1. It’s always the same every year: rescue teams fight the current, pick up the oddballs who wished for excitement and got plenty. Those who thrash about in the shallows, certain they’ll make the headlines, are left to their own devices. Why do I wish to be here alone, the day already gone, swept down river? I still think what you did to yourself is unforgivable. My memory of you is not the same, its stem dwarfed by the breath of some invisible god. 2. I climb a staircase looking for symbols where there aren’t any. What if this house was meant to be mine? The staircase coils up into the ceiling, a pledge of salvation on a small scale. The windows open a wall toward the river— the brown inside of a pustule—swollen, tender, but mine. Its current runs back and forth, in and out of this house, never asleep, never awake enough to drown me. I know I’ll never move out. 3. We talked in bed one night. The floors creaked with silence. We remembered the airport, people’s hands shooting down for their luggage, the man with Stalin’s moustache who gave us a ride home. We clang to each other, waited for words to do what words do. Later, the shadow played through my fingers. I broke the flute like a twig, watched the grass grow blue in heavy rain. Where it ached, I ached. I was afraid of my hands, my webbed hands that knew no rest. 4. I love this rain because it is. I love its absence because it doesn’t hurt. The voice at dawn was someone’s I couldn’t bear to hear. I saw the weight of broken glass on your wrists, the knee of a starved floor in your face. The stain, the howl. It was the beginning of loss, a passage into the wilderness you had always known was in me. The breath of a sky on torn shoulders, the typical cringe in the snow, both dated and hip. As if death were the affirmation one’s worth dying for. 5. I’m still climbing this staircase. Those who watch me are skeptical. Windows slam at my breath. The Pisces lean out of their sign—a constellation eroded of meaning. This year, the flood has been urgent and thick, a good symptom. I don’t know if what I call truth will suffice. I turned off all the lights— now the gallery cries for help. In the dark, spring is out for recess.

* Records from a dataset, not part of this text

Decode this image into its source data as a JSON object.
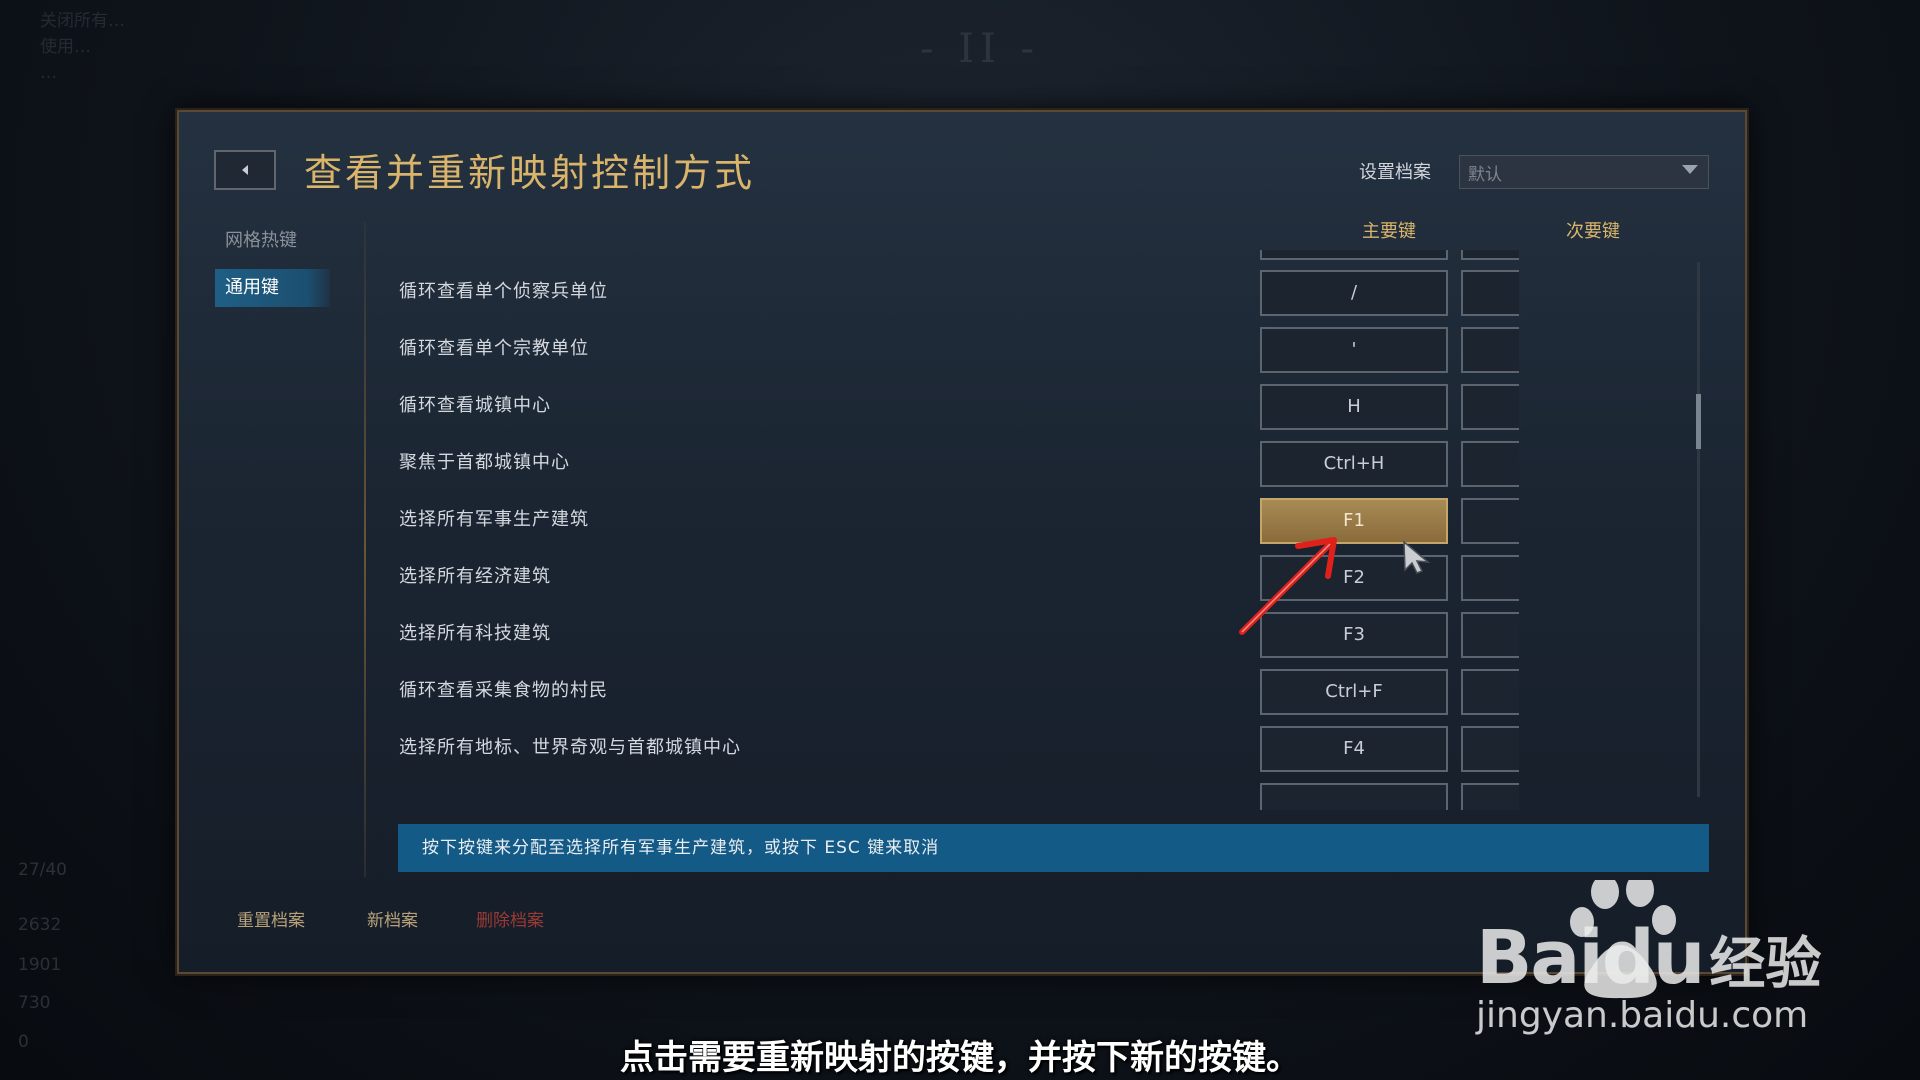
{
  "background": {
    "top_left_lines": [
      "关闭所有…",
      "使用…",
      "…"
    ],
    "roman": "- II -",
    "resources": [
      "27/40",
      "2632",
      "1901",
      "730",
      "0"
    ]
  },
  "dialog": {
    "back_icon": "chevron-left-icon",
    "title": "查看并重新映射控制方式",
    "profile_label": "设置档案",
    "profile_value": "默认",
    "nav": {
      "hotkeys": "网格热键",
      "general": "通用键"
    },
    "columns": {
      "primary": "主要键",
      "secondary": "次要键"
    },
    "rows": [
      {
        "label": "循环查看单个侦察兵单位",
        "primary": "/",
        "secondary": "空"
      },
      {
        "label": "循环查看单个宗教单位",
        "primary": "'",
        "secondary": "空"
      },
      {
        "label": "循环查看城镇中心",
        "primary": "H",
        "secondary": "空"
      },
      {
        "label": "聚焦于首都城镇中心",
        "primary": "Ctrl+H",
        "secondary": "空"
      },
      {
        "label": "选择所有军事生产建筑",
        "primary": "F1",
        "secondary": "空"
      },
      {
        "label": "选择所有经济建筑",
        "primary": "F2",
        "secondary": "空"
      },
      {
        "label": "选择所有科技建筑",
        "primary": "F3",
        "secondary": "空"
      },
      {
        "label": "循环查看采集食物的村民",
        "primary": "Ctrl+F",
        "secondary": "空"
      },
      {
        "label": "选择所有地标、世界奇观与首都城镇中心",
        "primary": "F4",
        "secondary": "空"
      }
    ],
    "status": "按下按键来分配至选择所有军事生产建筑，或按下 ESC 键来取消",
    "footer": {
      "reset": "重置档案",
      "new": "新档案",
      "delete": "删除档案"
    }
  },
  "watermark": {
    "brand": "Bai",
    "brand2": "du",
    "cn": "经验",
    "url": "jingyan.baidu.com"
  },
  "subtitle": "点击需要重新映射的按键，并按下新的按键。",
  "colors": {
    "accent_gold": "#d9b46a",
    "active_key": "#a88a55",
    "status_bar": "#145a86",
    "delete_red": "#9b3a35"
  }
}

Originally from Chisinau, Moldova, Romana Iorga lives in Switzerland. She is the author of two poetry collections in Romanian. Her work in English has appeared or is forthcoming in Harpur Palate, Stoneboat, The Normal School, Cagibi, PANK, and others, as well as on her poetry blog at clayandbranches.com.